The Mediterranean climate ensures those lucky enough to visit Catania will enjoy incredibly hot days of sunshine throughout most of the year. Between June and August temperatures are at their highest, making this a popular time to book flights to Catania. Catania’s Tango Festival takes place in August and allows visitors to either sit back, relax and watch the sultry art of dancing the tango displays, or get involved by taking a dance lesson from a professional.
Although summer in the city is the busiest time of the year, Catania is still pleasant throughout the winter months between December and February, which is an excellent time to find cheap flights to Catania and enjoy local attractions, such as Festa di Sant’Agata in February. The event is held to celebrate and honour the Patron Saint of Catania, Saint Agatha, and lasts for three days. Book a cheap flight to Catania at this time to see crowds of close to a million locals and tourists gather to express their gratitude towards Saint Agatha. Some will either follow or drag an effigy of her around on a silver carriage through the streets and others may just come to experience the magical atmosphere, fireworks and food.
Catania is a city of contrasts, sandwiched between a volcano and the blue waters of the Ionian Sea. Standing in the shadow of Mount Etna on the east coast of Sicily, this is a fertile land that has been shaped by fire and ash deposited by numerous volcanic eruptions. With a lengthy history that dates back to the 8th Century BC, this Italian city has a wealth of ancient treasures to discover. A short walking tour of the city highlights many examples of classical and Baroque buildings, including the ancient remains of a Roman city, complete with amphitheatre, acropolis and aqueduct. At its heart stands Catania Cathedral, a majestic building dedicated to Saint Agatha, notable for its marble statues and dome. The Piazza del Duomo is the city's main square and is a listed World Heritage Site characterised by magnificent Baroque buildings. In the centre of the Piazza is the symbol of the city "u Liotru", an unusual stone elephant fountain created by Giovanni Battista Vaccarini in 1736. Of course if the main reason you are taking a flight to Catania is to get up close and personal with one of the biggest attractions in the area, then you'll need to strap on your walking boots and head out of the city. The awe inspiring sight of Mount Etna, Europe's tallest active volcano, draws many tourists to the area. Brave adventurers can take a variety of excursions to ascend to the summit and enjoy the superb views of the surrounding landscape and the smoking craters. The volcano can be tackled in a variety of ways, including cable car, 4x4 bus and guided walk.

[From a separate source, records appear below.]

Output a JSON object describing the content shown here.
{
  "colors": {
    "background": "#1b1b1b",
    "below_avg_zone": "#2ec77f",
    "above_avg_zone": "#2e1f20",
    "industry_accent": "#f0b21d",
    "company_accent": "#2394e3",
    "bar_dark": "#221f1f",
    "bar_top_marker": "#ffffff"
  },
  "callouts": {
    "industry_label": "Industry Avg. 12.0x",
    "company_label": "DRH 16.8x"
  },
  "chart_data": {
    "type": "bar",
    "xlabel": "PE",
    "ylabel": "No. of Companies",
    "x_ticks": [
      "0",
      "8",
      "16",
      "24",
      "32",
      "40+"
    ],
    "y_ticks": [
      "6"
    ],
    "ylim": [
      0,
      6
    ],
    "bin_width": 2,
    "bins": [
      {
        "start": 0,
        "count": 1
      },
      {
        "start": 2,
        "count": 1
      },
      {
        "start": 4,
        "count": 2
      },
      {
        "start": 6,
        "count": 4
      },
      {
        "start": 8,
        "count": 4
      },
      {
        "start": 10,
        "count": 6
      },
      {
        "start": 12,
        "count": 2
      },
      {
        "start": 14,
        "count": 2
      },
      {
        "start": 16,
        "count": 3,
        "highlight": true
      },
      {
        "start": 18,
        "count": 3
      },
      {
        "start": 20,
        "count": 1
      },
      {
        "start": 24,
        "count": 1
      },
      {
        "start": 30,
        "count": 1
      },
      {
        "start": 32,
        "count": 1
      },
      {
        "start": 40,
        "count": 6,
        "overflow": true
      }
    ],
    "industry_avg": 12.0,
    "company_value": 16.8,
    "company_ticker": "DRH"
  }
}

Getting around Catania
Catania has a small city centre that can easily be explored on foot, however you can also hop on one of the public buses that run throughout the area. There is also a metro service that runs between Borgo and Porto around the city outskirts.
Getting to town from the airport

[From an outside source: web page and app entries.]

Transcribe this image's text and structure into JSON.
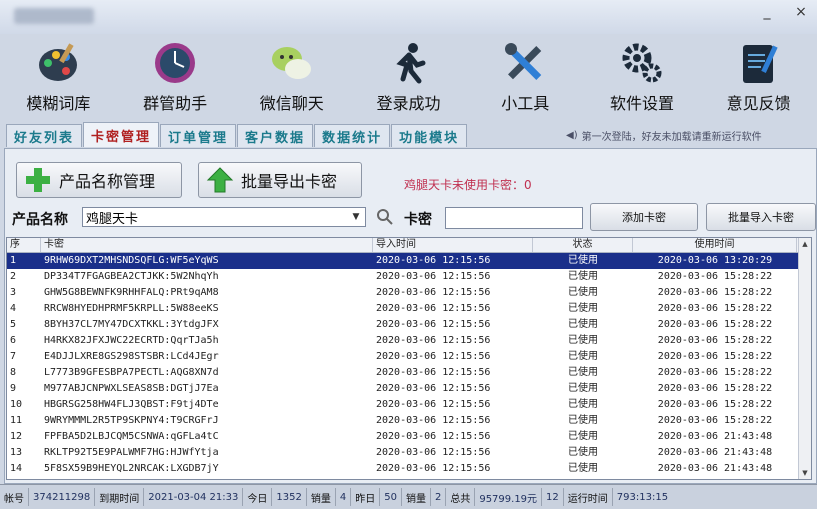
{
  "colors": {
    "accent": "#1a2f8a",
    "tab_active": "#b02020",
    "tab": "#1b7a8c",
    "unused": "#c03050"
  },
  "window": {
    "minimize": "_",
    "close": "×"
  },
  "toolbar": [
    {
      "label": "模糊词库",
      "icon": "palette-icon"
    },
    {
      "label": "群管助手",
      "icon": "clock-icon"
    },
    {
      "label": "微信聊天",
      "icon": "wechat-icon"
    },
    {
      "label": "登录成功",
      "icon": "runner-icon"
    },
    {
      "label": "小工具",
      "icon": "tools-icon"
    },
    {
      "label": "软件设置",
      "icon": "gears-icon"
    },
    {
      "label": "意见反馈",
      "icon": "notepad-icon"
    }
  ],
  "tabs": [
    "好友列表",
    "卡密管理",
    "订单管理",
    "客户数据",
    "数据统计",
    "功能模块"
  ],
  "active_tab": 1,
  "notice": "第一次登陆，好友未加载请重新运行软件",
  "buttons": {
    "product_manage": "产品名称管理",
    "export": "批量导出卡密",
    "add_card": "添加卡密",
    "import": "批量导入卡密"
  },
  "unused_text": "鸡腿天卡未使用卡密：0",
  "product_label": "产品名称",
  "product_value": "鸡腿天卡",
  "card_label": "卡密",
  "table": {
    "headers": [
      "序",
      "卡密",
      "导入时间",
      "状态",
      "使用时间"
    ],
    "selected_row": 0,
    "rows": [
      [
        "1",
        "9RHW69DXT2MHSNDSQFLG:WF5eYqWS",
        "2020-03-06 12:15:56",
        "已使用",
        "2020-03-06 13:20:29"
      ],
      [
        "2",
        "DP334T7FGAGBEA2CTJKK:5W2NhqYh",
        "2020-03-06 12:15:56",
        "已使用",
        "2020-03-06 15:28:22"
      ],
      [
        "3",
        "GHW5G8BEWNFK9RHHFALQ:PRt9qAM8",
        "2020-03-06 12:15:56",
        "已使用",
        "2020-03-06 15:28:22"
      ],
      [
        "4",
        "RRCW8HYEDHPRMF5KRPLL:5W88eeKS",
        "2020-03-06 12:15:56",
        "已使用",
        "2020-03-06 15:28:22"
      ],
      [
        "5",
        "8BYH37CL7MY47DCXTKKL:3YtdgJFX",
        "2020-03-06 12:15:56",
        "已使用",
        "2020-03-06 15:28:22"
      ],
      [
        "6",
        "H4RKX82JFXJWC22ECRTD:QqrTJa5h",
        "2020-03-06 12:15:56",
        "已使用",
        "2020-03-06 15:28:22"
      ],
      [
        "7",
        "E4DJJLXRE8GS298STSBR:LCd4JEgr",
        "2020-03-06 12:15:56",
        "已使用",
        "2020-03-06 15:28:22"
      ],
      [
        "8",
        "L7773B9GFESBPA7PECTL:AQG8XN7d",
        "2020-03-06 12:15:56",
        "已使用",
        "2020-03-06 15:28:22"
      ],
      [
        "9",
        "M977ABJCNPWXLSEAS8SB:DGTjJ7Ea",
        "2020-03-06 12:15:56",
        "已使用",
        "2020-03-06 15:28:22"
      ],
      [
        "10",
        "HBGRSG258HW4FLJ3QBST:F9tj4DTe",
        "2020-03-06 12:15:56",
        "已使用",
        "2020-03-06 15:28:22"
      ],
      [
        "11",
        "9WRYMMML2R5TP9SKPNY4:T9CRGFrJ",
        "2020-03-06 12:15:56",
        "已使用",
        "2020-03-06 15:28:22"
      ],
      [
        "12",
        "FPFBA5D2LBJCQM5CSNWA:qGFLa4tC",
        "2020-03-06 12:15:56",
        "已使用",
        "2020-03-06 21:43:48"
      ],
      [
        "13",
        "RKLTP92T5E9PALWMF7HG:HJWfYtja",
        "2020-03-06 12:15:56",
        "已使用",
        "2020-03-06 21:43:48"
      ],
      [
        "14",
        "5F8SX59B9HEYQL2NRCAK:LXGDB7jY",
        "2020-03-06 12:15:56",
        "已使用",
        "2020-03-06 21:43:48"
      ]
    ]
  },
  "status": {
    "account_label": "帐号",
    "account": "374211298",
    "expire_label": "到期时间",
    "expire": "2021-03-04 21:33",
    "today_label": "今日",
    "today": "1352",
    "sales_label": "销量",
    "sales": "4",
    "yesterday_label": "昨日",
    "yesterday": "50",
    "sales2_label": "销量",
    "sales2": "2",
    "total_label": "总共",
    "total": "95799.19元",
    "count": "12",
    "runtime_label": "运行时间",
    "runtime": "793:13:15"
  }
}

Those taking a flight to Catania will land at Catania-Fontanarossa Airport (CTA) which is located 2.7 miles (4.3 km) southwest of the city. The airport is near the A19 motorway, and you can easily hire a car from within the airport building and drive into the city. Public buses and taxis are also available at the airport, transferring passengers to the city centre within 15 minutes.